On the Care of Words and the Cultivation of Language
SECOND SUNDAY AFTER EPIPHANY
Prayer of the Day: Thanks be to you, Lord Jesus Christ, most merciful redeemer, for the countless blessings and benefits you give. May we know you more clearly, love you more dearly, and follow you more nearly, day by day praising you, with the Father and the Holy Spirit, one God, now and forever.
“Even before a word is on my tongue,
O Lord, you know it completely.” Psalm 139:4.
It is more than a little unsettling to be told that we are so well understood that our very thoughts are known before they find their way into words. More disturbing still is Jesus’ warning that, on the day of judgment, “people will render account for every careless word they utter.” Matthew 12:36. That accounting came due with a vengeance last week. If the horrific events we witnessed five days ago have taught us anything, it is that words are powerful and speech has consequences. Words maliciously fashioned into lies and employed to trigger raw anger can incite violence. That is exactly what we saw on Wednesday as an angry mob sacked the United States Capital.
Sometimes, however, we misspeak without intending harm. Often, the consequences of our words do not become clear until after they have passed our lips. Who among us does not regret words spoken carelessly, ignorantly or in anger? One of the less fortunate characteristics of texts, e-mails and social media is that through them words carelessly uttered can spread faster and further to a larger audience than ever before.

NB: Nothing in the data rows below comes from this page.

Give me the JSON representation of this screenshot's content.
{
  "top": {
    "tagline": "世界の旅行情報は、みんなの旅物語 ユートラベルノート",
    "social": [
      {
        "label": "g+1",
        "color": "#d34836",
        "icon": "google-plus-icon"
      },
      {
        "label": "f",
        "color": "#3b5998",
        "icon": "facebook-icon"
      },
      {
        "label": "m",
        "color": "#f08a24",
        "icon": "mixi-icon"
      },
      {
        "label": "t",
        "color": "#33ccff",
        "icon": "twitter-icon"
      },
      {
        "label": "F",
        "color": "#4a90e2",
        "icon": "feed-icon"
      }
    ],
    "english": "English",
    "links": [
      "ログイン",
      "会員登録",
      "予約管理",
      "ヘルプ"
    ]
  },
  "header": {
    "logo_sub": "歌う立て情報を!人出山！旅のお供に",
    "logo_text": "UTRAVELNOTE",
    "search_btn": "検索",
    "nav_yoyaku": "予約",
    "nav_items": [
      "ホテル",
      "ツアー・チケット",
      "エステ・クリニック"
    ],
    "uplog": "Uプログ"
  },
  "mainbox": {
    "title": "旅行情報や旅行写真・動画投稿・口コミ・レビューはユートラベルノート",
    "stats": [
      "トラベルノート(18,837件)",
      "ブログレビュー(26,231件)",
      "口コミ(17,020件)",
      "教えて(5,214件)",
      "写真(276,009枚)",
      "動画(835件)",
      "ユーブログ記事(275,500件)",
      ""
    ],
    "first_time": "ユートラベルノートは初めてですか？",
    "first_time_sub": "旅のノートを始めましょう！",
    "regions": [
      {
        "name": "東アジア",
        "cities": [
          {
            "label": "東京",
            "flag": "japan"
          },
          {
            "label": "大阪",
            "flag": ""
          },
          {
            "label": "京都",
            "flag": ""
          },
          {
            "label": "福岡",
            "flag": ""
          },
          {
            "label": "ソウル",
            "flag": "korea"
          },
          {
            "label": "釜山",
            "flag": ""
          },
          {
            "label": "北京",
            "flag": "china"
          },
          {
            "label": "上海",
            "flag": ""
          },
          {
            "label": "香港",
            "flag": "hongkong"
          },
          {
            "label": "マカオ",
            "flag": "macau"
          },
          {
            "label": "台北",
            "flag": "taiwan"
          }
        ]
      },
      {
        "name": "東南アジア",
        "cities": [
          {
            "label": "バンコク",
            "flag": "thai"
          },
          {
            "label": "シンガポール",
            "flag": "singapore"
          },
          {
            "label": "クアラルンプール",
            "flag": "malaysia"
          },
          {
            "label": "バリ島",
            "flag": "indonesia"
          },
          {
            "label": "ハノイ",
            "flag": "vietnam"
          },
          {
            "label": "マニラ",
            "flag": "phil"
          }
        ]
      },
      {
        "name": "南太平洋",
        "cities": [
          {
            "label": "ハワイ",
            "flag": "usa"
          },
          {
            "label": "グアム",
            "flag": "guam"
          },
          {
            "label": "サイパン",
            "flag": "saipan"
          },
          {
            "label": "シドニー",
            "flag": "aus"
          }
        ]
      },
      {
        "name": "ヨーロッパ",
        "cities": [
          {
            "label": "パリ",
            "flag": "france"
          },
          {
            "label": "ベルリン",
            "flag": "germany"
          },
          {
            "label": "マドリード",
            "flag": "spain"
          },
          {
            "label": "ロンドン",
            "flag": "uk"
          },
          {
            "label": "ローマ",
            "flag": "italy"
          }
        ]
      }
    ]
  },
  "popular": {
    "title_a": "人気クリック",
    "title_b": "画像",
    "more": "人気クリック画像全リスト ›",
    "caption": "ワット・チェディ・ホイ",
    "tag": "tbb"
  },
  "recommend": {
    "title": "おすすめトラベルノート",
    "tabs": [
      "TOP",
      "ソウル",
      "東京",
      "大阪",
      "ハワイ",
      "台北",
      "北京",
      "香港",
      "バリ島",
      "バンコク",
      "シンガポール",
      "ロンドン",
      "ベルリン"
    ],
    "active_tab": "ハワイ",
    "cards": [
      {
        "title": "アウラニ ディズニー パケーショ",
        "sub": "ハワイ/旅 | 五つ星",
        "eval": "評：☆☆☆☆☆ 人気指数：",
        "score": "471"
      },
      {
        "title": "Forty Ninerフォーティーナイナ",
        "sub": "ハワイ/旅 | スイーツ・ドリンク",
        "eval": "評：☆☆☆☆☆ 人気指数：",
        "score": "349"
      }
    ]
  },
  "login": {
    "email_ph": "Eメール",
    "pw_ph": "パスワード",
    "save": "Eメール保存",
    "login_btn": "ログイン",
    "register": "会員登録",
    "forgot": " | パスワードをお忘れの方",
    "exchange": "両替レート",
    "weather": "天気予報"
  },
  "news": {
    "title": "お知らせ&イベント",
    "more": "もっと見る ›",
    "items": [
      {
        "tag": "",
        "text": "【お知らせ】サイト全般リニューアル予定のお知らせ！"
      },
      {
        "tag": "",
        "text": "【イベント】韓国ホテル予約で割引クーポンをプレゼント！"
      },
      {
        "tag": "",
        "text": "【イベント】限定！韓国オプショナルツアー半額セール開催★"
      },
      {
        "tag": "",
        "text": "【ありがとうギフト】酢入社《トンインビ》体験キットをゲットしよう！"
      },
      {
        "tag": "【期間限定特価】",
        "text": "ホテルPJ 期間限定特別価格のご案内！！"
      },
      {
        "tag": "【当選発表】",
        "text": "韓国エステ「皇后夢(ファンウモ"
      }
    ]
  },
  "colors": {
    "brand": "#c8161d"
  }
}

Moreover, once they are out in cyberspace, ill advised words are practically impossible to erase, recall or correct.
As one whose careers, both in law and in parish ministry, involved working with words, I take this call to circumspection in our use of language seriously. Read more